“We knew we had a good car yesterday, I was going to say it wouldn’t be too far fetched for us to qualify top-20, but to be eighth, like we are, I am mind-boggled, flabbergasted, hoodwinked, all of the above,” Vargas quipped.
Vargas, 21, credits his sponsorship partners Swann Security for the elevation in performance this time around at Daytona International Speedway.
“That shows what happens when we have funding behind it,” Vargas stated emphatically. “Swann Security, they stepped up for a handful of races this year. There’s still a heck of a lot of races to sell. Anyone who sponsors these cars will get a quality car.”
Another incredible wrinkle in Vargas’ run is the fact that unlike drivers on mega NXS teams like Richard Childress Racing, Kaulig Racing and others, Vargas — the driver — also serves as a hand on the actual team back in the shop. The California-native says he actually helped put his Daytona car together.

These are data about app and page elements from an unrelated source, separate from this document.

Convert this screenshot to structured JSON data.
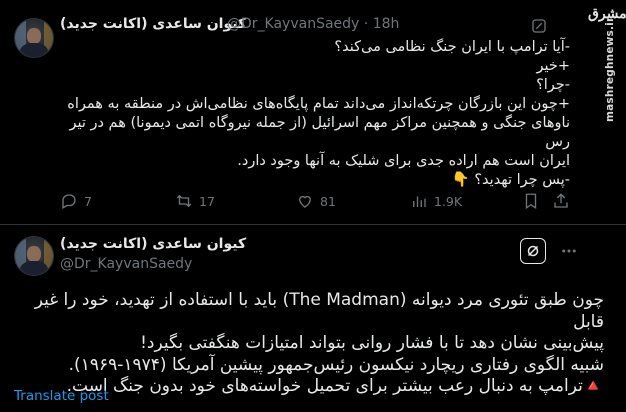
{
  "source_logo": {
    "text": "مشرق",
    "watermark": "mashreghnews.ir"
  },
  "retweet": {
    "author_name": "کیوان ساعدی (اکانت جدید)",
    "handle": "@Dr_KayvanSaedy",
    "separator": "·",
    "time": "18h",
    "text": "-آیا ترامپ با ایران جنگ نظامی می‌کند؟\n+خیر\n-چرا؟\n+چون این بازرگان چرتکه‌انداز می‌داند تمام پایگاه‌های نظامی‌اش در منطقه به همراه\nناوهای جنگی و همچنین مراکز مهم اسرائیل (از جمله نیروگاه اتمی دیمونا) هم در تیر رس\nایران است هم اراده جدی برای شلیک به آنها وجود دارد.\n-پس چرا تهدید؟ 👇",
    "actions": {
      "replies": "7",
      "retweets": "17",
      "likes": "81",
      "views": "1.9K"
    }
  },
  "main_tweet": {
    "author_name": "کیوان ساعدی (اکانت جدید)",
    "handle": "@Dr_KayvanSaedy",
    "text": "چون طبق تئوری مرد دیوانه (The Madman) باید با استفاده از تهدید، خود را غیر قابل\nپیش‌بینی نشان دهد تا با فشار روانی بتواند امتیازات هنگفتی بگیرد!\nشبیه الگوی رفتاری ریچارد نیکسون رئیس‌جمهور پیشین آمریکا (۱۹۷۴-۱۹۶۹).\n🔺ترامپ به دنبال رعب بیشتر برای تحمیل خواسته‌های خود بدون جنگ است.",
    "translate_label": "Translate post"
  },
  "icons": [
    "grok-icon",
    "more-icon",
    "reply-icon",
    "retweet-icon",
    "like-icon",
    "views-icon",
    "bookmark-icon",
    "share-icon"
  ],
  "colors": {
    "background": "#000000",
    "text": "#e7e9ea",
    "muted": "#71767b",
    "link": "#1d9bf0",
    "divider": "#2f3336"
  }
}
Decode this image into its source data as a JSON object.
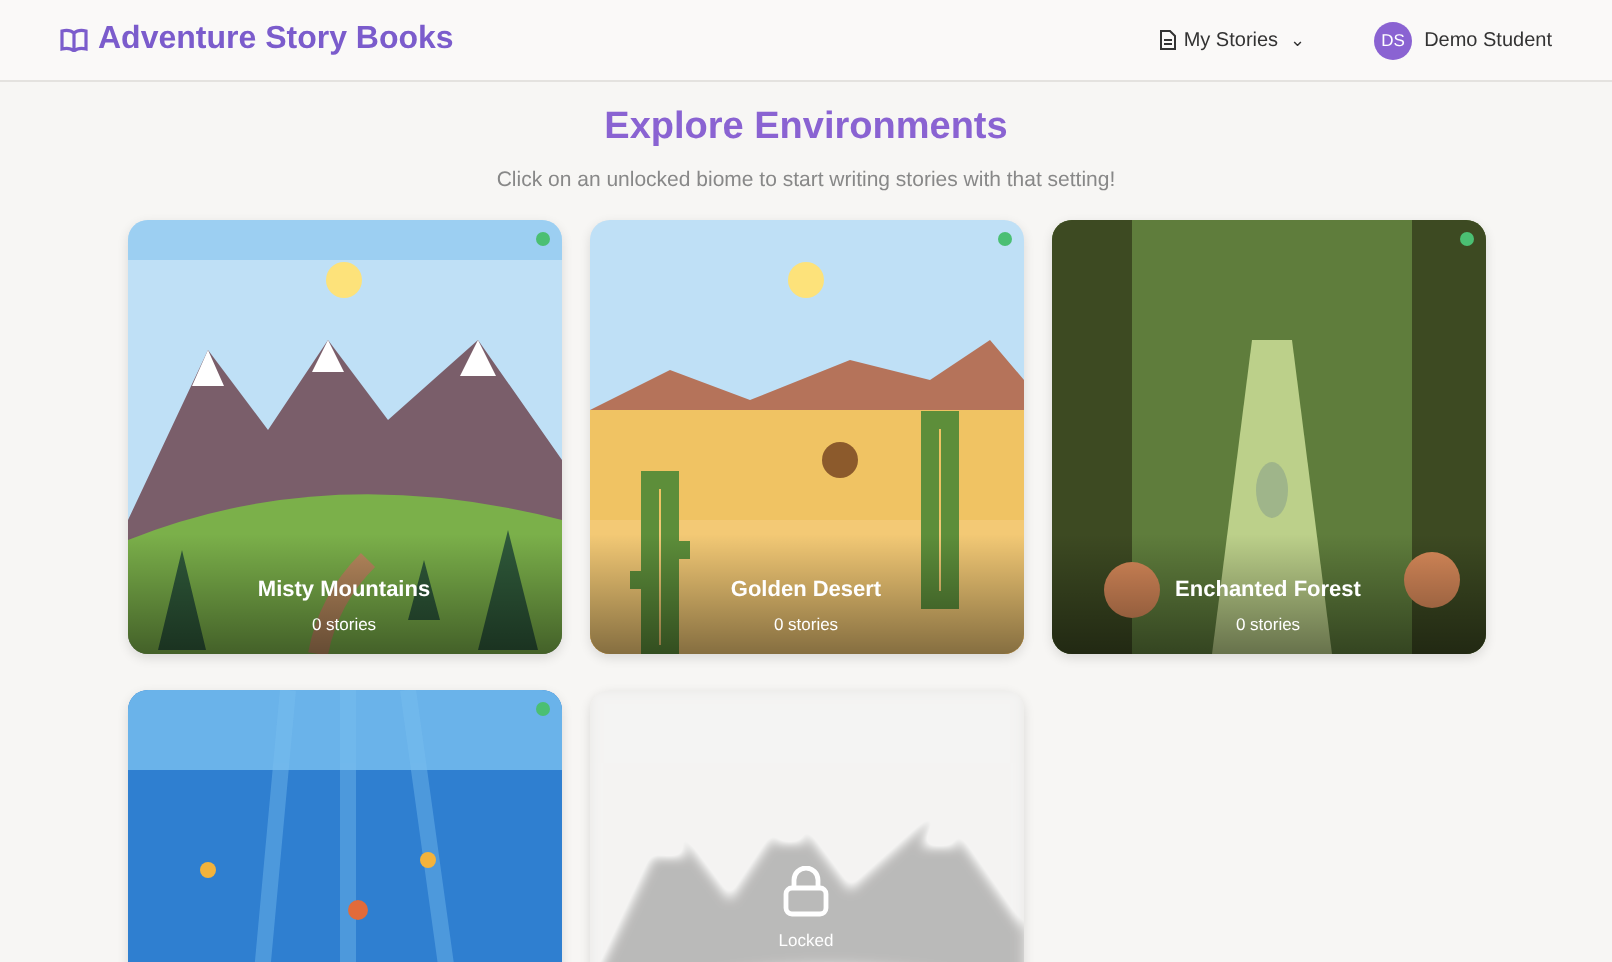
{
  "header": {
    "brand": "Adventure Story Books",
    "menu": {
      "label": "My Stories",
      "caret": "⌄"
    },
    "user": {
      "initials": "DS",
      "name": "Demo Student"
    }
  },
  "heading": "Explore Environments",
  "subtitle": "Click on an unlocked biome to start writing stories with that setting!",
  "biomes": [
    {
      "kind": "mountains",
      "unlocked": true,
      "title": "Misty Mountains",
      "count": "0 stories"
    },
    {
      "kind": "desert",
      "unlocked": true,
      "title": "Golden Desert",
      "count": "0 stories"
    },
    {
      "kind": "forest",
      "unlocked": true,
      "title": "Enchanted Forest",
      "count": "0 stories"
    },
    {
      "kind": "ocean",
      "unlocked": true
    },
    {
      "kind": "mountains",
      "unlocked": false,
      "lock_label": "Locked"
    }
  ]
}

“I helped build this car. I helped drop the motor in it. I helped all of this stuff. All of these guys worked insanely hard and this is a testament to what they do,” Vargas exclaimed. “I am blown away. It’s so neat to see everything that has gone into this car and just knowing how much goes into this and seeing it come to fruition is so insane. And I’m just so thankful.”
While there were exuberant feelings of joy on one end of the garage, there was a somber, dark mood on the other side.
Alex Labbé, who is running a part-time schedule for DGM Racing this season, was on the wrong side of the qualifying cutline. For Labbé, this is the first-ever DNQ in his NASCAR Xfinity Series career.
“It’s rough. I have about 112 starts, this is the first time we’ve ever missed the show,” Labbé anguished. “We were trying — I am not going to say let’s put it on me, but we were trying to scale back and do a little less races and be a little more competitive.”
However, Labbé explains he plan wasn’t originally to run Daytona and that plans for this race came together very late in the game. Ultimately, Labbé feels that is what led to him packing up the car and going home.
“We were not planning on coming here and we turned it around like three weeks ago, decided to build a car to come and I think that’s probably what hurt us a little bit,” Labbé explained. “It’s a brand new car, it’s the nicest looking car we have, but all of the little bugs we had to work on yesterday, I feel like we were a little off. Brake problems, engine problems. We were six hundredths out of the cutline. It’s nothing, it’s rough.”
While it’s frustrating missing the show, Labbé explains that he and the DGM Racing team certainly aren’t to blame. The team spent practice cleaning up a slew of mechanical gremlins on the No. 90 Chevrolet Camaro.
“Never fun. But that’s racing. Everyone worked their ass off yesterday,” Labbé stated with emphasis. “We rebuilt the car, we changed calipers, we changed exhaust, We changed everything trying to make it better for the show.”
So, what is the process like for a driver who is relegated to missing the field?
“Not sure yet,” Labbé answered. “First time it’s happened. I think it’s going to be a little rough seeing the cars on the track, when we should be out there. We’ll see. Try to gather our stuff up and look at some data and try to figure out where we were missing those six-hundredths. Just always trying to know what you can do better in the future, but it’s rough. It sucks.”
In addition to Labbé, there were eight other drivers and teams that failed to make the 2022 Beef. It’s What’s For Dinner. 300 at Daytona. The other DNQs included: David Starr, Stefan Parsons, Mason Massey, Natalie Decker, Gray Gaulding, Ronnie Bassett Jr., Harrison Rhodes and Tim Viens.